• **TASK DETAILS**
Aside from the pictures, copy the listing exactly.
[[ RECORDS FOR THE TASK, beginning ]]
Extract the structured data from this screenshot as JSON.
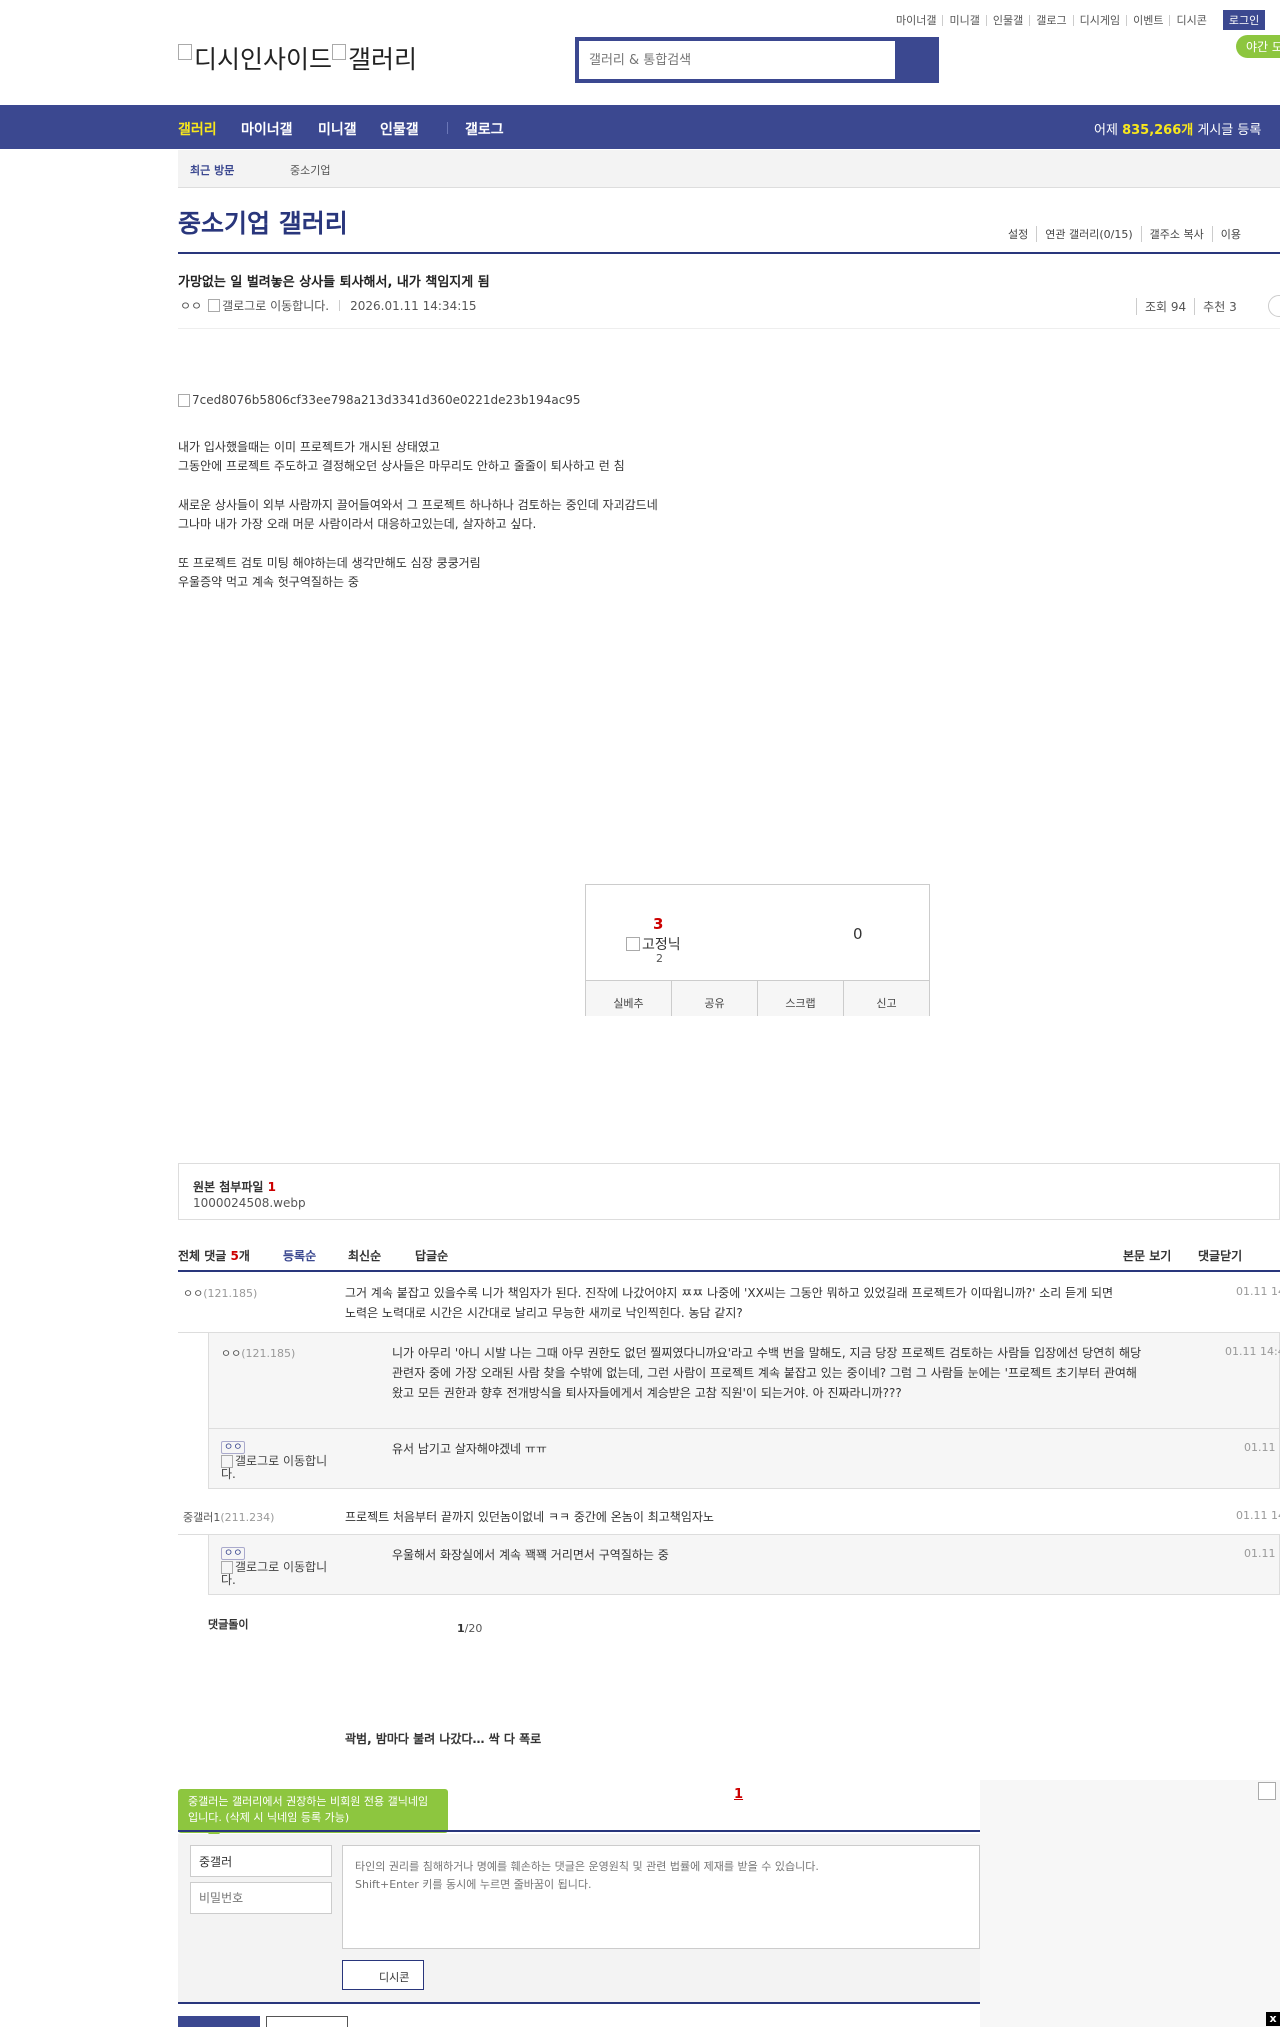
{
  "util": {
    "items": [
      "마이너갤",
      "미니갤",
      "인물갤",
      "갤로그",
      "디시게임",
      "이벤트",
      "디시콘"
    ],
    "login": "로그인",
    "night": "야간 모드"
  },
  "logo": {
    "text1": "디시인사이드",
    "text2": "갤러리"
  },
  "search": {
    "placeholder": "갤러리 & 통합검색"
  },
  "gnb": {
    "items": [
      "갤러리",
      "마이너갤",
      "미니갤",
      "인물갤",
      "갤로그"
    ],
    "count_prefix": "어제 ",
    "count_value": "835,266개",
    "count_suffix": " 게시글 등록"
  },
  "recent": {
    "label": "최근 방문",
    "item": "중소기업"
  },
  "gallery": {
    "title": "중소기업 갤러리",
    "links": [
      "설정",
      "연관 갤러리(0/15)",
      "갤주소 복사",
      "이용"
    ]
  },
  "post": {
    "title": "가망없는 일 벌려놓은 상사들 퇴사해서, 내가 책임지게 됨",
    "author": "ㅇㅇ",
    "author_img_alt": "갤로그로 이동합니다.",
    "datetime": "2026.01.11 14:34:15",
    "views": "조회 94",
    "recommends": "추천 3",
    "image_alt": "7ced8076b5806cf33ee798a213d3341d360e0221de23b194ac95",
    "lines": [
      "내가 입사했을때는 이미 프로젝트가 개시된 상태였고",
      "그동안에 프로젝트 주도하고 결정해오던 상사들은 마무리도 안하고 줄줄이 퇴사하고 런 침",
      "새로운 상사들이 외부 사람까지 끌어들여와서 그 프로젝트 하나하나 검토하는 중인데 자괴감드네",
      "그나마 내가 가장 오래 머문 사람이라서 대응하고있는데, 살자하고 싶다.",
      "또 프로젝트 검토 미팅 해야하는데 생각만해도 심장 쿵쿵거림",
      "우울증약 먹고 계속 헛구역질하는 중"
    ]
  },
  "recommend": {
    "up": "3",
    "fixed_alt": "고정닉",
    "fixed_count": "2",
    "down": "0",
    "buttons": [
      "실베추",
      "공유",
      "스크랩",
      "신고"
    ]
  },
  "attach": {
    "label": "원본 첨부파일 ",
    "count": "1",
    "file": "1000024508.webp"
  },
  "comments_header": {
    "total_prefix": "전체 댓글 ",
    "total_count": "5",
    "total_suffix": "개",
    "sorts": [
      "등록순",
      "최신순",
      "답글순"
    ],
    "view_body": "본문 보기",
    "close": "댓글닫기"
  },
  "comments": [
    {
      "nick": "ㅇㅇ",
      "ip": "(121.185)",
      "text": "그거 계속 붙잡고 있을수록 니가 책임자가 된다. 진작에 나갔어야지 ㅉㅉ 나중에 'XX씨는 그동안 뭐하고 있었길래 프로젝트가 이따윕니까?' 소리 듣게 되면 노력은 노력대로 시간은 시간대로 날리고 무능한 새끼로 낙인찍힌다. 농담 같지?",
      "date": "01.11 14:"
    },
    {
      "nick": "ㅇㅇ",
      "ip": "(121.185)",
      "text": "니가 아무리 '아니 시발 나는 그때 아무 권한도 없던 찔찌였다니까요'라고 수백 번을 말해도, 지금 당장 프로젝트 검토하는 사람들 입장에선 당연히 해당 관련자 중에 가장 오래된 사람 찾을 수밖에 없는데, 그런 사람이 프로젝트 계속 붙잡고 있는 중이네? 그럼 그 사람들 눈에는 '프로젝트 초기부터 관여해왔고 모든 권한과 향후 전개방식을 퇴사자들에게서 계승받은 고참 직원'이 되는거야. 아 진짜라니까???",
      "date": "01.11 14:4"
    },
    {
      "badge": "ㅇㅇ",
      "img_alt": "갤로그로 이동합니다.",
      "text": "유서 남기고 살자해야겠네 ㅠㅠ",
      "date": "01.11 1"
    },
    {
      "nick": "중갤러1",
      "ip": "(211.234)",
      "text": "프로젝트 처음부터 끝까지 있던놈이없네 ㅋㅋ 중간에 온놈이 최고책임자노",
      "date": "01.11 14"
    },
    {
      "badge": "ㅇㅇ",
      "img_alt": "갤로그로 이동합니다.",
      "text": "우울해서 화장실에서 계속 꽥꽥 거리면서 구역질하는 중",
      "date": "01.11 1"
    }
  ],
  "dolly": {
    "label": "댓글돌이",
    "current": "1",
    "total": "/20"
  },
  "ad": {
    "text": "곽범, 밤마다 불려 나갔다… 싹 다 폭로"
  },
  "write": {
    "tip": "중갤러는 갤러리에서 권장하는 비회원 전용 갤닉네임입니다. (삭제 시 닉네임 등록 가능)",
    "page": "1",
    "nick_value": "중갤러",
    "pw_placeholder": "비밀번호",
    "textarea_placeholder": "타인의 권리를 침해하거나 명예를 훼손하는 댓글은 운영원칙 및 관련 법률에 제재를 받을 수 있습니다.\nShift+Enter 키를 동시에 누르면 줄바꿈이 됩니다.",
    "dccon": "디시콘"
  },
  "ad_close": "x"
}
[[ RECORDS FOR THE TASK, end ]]
• **TASK RESULT**
Extract the structured data from this screenshot as JSON.
{
  "util": {
    "items": [
      "마이너갤",
      "미니갤",
      "인물갤",
      "갤로그",
      "디시게임",
      "이벤트",
      "디시콘"
    ],
    "login": "로그인",
    "night": "야간 모드"
  },
  "logo": {
    "text1": "디시인사이드",
    "text2": "갤러리"
  },
  "search": {
    "placeholder": "갤러리 & 통합검색"
  },
  "gnb": {
    "items": [
      "갤러리",
      "마이너갤",
      "미니갤",
      "인물갤",
      "갤로그"
    ],
    "count_prefix": "어제 ",
    "count_value": "835,266개",
    "count_suffix": " 게시글 등록"
  },
  "recent": {
    "label": "최근 방문",
    "item": "중소기업"
  },
  "gallery": {
    "title": "중소기업 갤러리",
    "links": [
      "설정",
      "연관 갤러리(0/15)",
      "갤주소 복사",
      "이용"
    ]
  },
  "post": {
    "title": "가망없는 일 벌려놓은 상사들 퇴사해서, 내가 책임지게 됨",
    "author": "ㅇㅇ",
    "author_img_alt": "갤로그로 이동합니다.",
    "datetime": "2026.01.11 14:34:15",
    "views": "조회 94",
    "recommends": "추천 3",
    "image_alt": "7ced8076b5806cf33ee798a213d3341d360e0221de23b194ac95",
    "lines": [
      "내가 입사했을때는 이미 프로젝트가 개시된 상태였고",
      "그동안에 프로젝트 주도하고 결정해오던 상사들은 마무리도 안하고 줄줄이 퇴사하고 런 침",
      "새로운 상사들이 외부 사람까지 끌어들여와서 그 프로젝트 하나하나 검토하는 중인데 자괴감드네",
      "그나마 내가 가장 오래 머문 사람이라서 대응하고있는데, 살자하고 싶다.",
      "또 프로젝트 검토 미팅 해야하는데 생각만해도 심장 쿵쿵거림",
      "우울증약 먹고 계속 헛구역질하는 중"
    ]
  },
  "recommend": {
    "up": "3",
    "fixed_alt": "고정닉",
    "fixed_count": "2",
    "down": "0",
    "buttons": [
      "실베추",
      "공유",
      "스크랩",
      "신고"
    ]
  },
  "attach": {
    "label": "원본 첨부파일 ",
    "count": "1",
    "file": "1000024508.webp"
  },
  "comments_header": {
    "total_prefix": "전체 댓글 ",
    "total_count": "5",
    "total_suffix": "개",
    "sorts": [
      "등록순",
      "최신순",
      "답글순"
    ],
    "view_body": "본문 보기",
    "close": "댓글닫기"
  },
  "comments": [
    {
      "nick": "ㅇㅇ",
      "ip": "(121.185)",
      "text": "그거 계속 붙잡고 있을수록 니가 책임자가 된다. 진작에 나갔어야지 ㅉㅉ 나중에 'XX씨는 그동안 뭐하고 있었길래 프로젝트가 이따윕니까?' 소리 듣게 되면 노력은 노력대로 시간은 시간대로 날리고 무능한 새끼로 낙인찍힌다. 농담 같지?",
      "date": "01.11 14:"
    },
    {
      "nick": "ㅇㅇ",
      "ip": "(121.185)",
      "text": "니가 아무리 '아니 시발 나는 그때 아무 권한도 없던 찔찌였다니까요'라고 수백 번을 말해도, 지금 당장 프로젝트 검토하는 사람들 입장에선 당연히 해당 관련자 중에 가장 오래된 사람 찾을 수밖에 없는데, 그런 사람이 프로젝트 계속 붙잡고 있는 중이네? 그럼 그 사람들 눈에는 '프로젝트 초기부터 관여해왔고 모든 권한과 향후 전개방식을 퇴사자들에게서 계승받은 고참 직원'이 되는거야. 아 진짜라니까???",
      "date": "01.11 14:4"
    },
    {
      "badge": "ㅇㅇ",
      "img_alt": "갤로그로 이동합니다.",
      "text": "유서 남기고 살자해야겠네 ㅠㅠ",
      "date": "01.11 1"
    },
    {
      "nick": "중갤러1",
      "ip": "(211.234)",
      "text": "프로젝트 처음부터 끝까지 있던놈이없네 ㅋㅋ 중간에 온놈이 최고책임자노",
      "date": "01.11 14"
    },
    {
      "badge": "ㅇㅇ",
      "img_alt": "갤로그로 이동합니다.",
      "text": "우울해서 화장실에서 계속 꽥꽥 거리면서 구역질하는 중",
      "date": "01.11 1"
    }
  ],
  "dolly": {
    "label": "댓글돌이",
    "current": "1",
    "total": "/20"
  },
  "ad": {
    "text": "곽범, 밤마다 불려 나갔다… 싹 다 폭로"
  },
  "write": {
    "tip": "중갤러는 갤러리에서 권장하는 비회원 전용 갤닉네임입니다. (삭제 시 닉네임 등록 가능)",
    "page": "1",
    "nick_value": "중갤러",
    "pw_placeholder": "비밀번호",
    "textarea_placeholder": "타인의 권리를 침해하거나 명예를 훼손하는 댓글은 운영원칙 및 관련 법률에 제재를 받을 수 있습니다.\nShift+Enter 키를 동시에 누르면 줄바꿈이 됩니다.",
    "dccon": "디시콘"
  },
  "ad_close": "x"
}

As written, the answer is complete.